▶ _Your assignment_
Give only the number of lines in the records below that contain the word "date".

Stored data
========================================
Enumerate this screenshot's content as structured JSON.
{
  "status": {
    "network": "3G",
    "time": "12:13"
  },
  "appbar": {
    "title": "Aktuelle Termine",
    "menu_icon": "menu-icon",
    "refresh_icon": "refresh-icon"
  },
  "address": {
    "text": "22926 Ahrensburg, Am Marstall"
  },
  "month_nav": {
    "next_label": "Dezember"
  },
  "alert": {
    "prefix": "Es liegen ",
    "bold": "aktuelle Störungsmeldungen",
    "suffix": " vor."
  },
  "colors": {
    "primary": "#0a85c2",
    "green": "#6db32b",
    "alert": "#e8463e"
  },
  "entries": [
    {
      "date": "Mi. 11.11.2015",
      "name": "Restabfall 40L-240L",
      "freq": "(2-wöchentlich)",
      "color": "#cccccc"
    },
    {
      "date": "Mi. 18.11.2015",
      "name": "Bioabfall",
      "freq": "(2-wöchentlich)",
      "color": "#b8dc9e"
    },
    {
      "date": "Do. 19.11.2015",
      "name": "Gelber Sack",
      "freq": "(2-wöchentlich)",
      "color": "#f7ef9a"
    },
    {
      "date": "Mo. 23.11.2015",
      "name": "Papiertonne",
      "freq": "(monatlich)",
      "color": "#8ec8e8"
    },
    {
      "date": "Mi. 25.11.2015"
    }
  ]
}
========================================
▶ _Problem solution_
5